As my dad tried to pull the door open, we all stood back. I remembered doing hurricane drills at school and learning that doors and windows won’t open until the water pressure is as big inside as it is outside. Apparently, sometimes it’s best to wait until the water is higher up to escape it. It wasn’t until the water was at my waist, that the door opened. We grabbed each other’s hands again, using our conjoined arms as a barrier, and pushed ourselves through the water’s current. My father led the way, my little brother squealed every time he saw a snake and my grandparents said nothing, but breathed heavily. I walked with my eyes closed.
After a block or so, the Acostas let us into their house. They had stairs, so they were watching the storm from their porch in yellow raincoats and boots. As we all made our way up the stairs, I exhaled.
The Acostas were kind. Maria, the mother of the house, brought out paper towels and started wiping down my grandparents’ legs and feet. She made her son grab us all house slippers, as we had to evacuate without shoes.
I knew everything was going to be okay, as we all waited out the storm together. The rain pounded against the roof and the sky crackled. Junior, Maria’s nephew, sang songs about how much he loved ketchup. Andrew, Maria’s adult son, was a chef and made us all fried rice. After we ate, Maria urged that we take naps on the sofas. She said she’d wake us up when the storm passed.
When we awoke, the storm was gone, along with everything else.
My house endured a little over three feet of flooding. The Bayou had overflowed and sucked everything out from most of the houses on my street. It was essentially a mudslide, clogging the roads with sewage. It took all the things we could never replace.
After the storm, Houston’s hot and humid air was full of salt and prayers. The city reeked and after just a few days, everyone’s lawns were cluttered with furniture and whatever else had be removed from their gutted homes. Everything we now owned took up less than half of our small front lawn. My house was a mere skeleton of what it once was, what it once held.
We spent my senior year of high school rebuilding it. We couch surfed for a few weeks before moving into a hotel. All of a sudden, my body felt old, and sometimes, all I could do was sleep through the day. I felt scared even though the storm had passed. I felt angry and anxious and sad all at once.
Eventually, I learned to cope. For a while, I didn’t want to be happy until everything was back to normal, and we were able to move back into my house. But, I had to let my fear and sadness coexist with hope. I was able to find small moments of joy during the aftermath. Joy was the warm waffles we got every morning at the hotel; the one photo album that survived; the way the hotel manager laughed every time one of us lost our room key; a long talk in my friend’s car after school.
And as I wrote college admissions essays about who I was, I processed some of the emotional leftovers from the storm.

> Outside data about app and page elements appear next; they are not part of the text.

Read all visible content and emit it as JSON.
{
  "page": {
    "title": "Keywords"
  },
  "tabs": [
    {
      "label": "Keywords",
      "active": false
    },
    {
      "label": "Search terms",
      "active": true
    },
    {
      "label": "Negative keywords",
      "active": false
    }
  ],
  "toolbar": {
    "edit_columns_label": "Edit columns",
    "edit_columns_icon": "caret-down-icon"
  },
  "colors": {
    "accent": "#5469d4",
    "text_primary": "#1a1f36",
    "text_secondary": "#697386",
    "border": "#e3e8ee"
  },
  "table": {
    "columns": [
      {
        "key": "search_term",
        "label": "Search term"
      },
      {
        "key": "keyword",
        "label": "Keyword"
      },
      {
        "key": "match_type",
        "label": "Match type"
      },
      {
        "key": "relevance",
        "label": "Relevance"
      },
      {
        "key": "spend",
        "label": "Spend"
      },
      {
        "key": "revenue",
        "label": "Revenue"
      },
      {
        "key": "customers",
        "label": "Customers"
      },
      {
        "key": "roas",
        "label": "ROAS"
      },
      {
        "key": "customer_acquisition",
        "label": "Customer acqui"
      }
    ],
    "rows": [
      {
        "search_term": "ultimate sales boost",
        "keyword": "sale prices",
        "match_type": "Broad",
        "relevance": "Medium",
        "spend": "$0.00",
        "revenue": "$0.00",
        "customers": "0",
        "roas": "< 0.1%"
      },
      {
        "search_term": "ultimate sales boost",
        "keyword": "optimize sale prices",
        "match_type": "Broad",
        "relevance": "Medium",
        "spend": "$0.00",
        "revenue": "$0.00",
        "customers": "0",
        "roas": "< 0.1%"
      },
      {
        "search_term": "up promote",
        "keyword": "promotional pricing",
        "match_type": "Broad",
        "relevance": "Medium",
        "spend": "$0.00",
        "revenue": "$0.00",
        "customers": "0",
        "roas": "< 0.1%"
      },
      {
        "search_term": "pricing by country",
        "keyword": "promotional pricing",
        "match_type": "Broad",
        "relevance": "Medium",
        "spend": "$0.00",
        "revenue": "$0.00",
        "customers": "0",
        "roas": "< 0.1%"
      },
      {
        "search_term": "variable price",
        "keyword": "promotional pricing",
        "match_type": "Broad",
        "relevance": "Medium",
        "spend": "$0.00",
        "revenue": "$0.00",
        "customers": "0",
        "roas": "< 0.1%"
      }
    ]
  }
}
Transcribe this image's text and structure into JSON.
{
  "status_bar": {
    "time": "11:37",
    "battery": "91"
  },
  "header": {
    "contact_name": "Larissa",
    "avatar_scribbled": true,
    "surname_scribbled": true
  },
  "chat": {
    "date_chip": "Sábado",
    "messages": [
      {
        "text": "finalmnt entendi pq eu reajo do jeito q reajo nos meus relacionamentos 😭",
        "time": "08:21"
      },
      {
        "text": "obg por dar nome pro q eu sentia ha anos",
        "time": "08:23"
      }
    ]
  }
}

I unburdened myself. I reclaimed my life.
I write this reflection from my now-rebuilt childhood bedroom. I just graduated from college a couple months ago and immediately wanted to return to Houston. I wanted to be home.
I never redecorated my room after the storm, so the walls are bare. Old books that were on the highest shelves of my room survived the flood and still lie there, collecting dust. There’s also a crack that is slowly splitting one of the walls in half. It appeared after we rebuilt. Apparently, no matter what you do, you can’t truly fix the foundation of a hurricane-damaged house.
It doesn’t bother me, though. Now when I think of home, it’s not in the traditional sense. Rather, the wandering state I find myself in, amid life’s ever-changing circumstances. Home is no longer just a place, but a feeling I hold deep within myself. Houston, though, forever has my heart.
Now, a couple years after the storm, the city has settled down, and I find myself missing the rain again.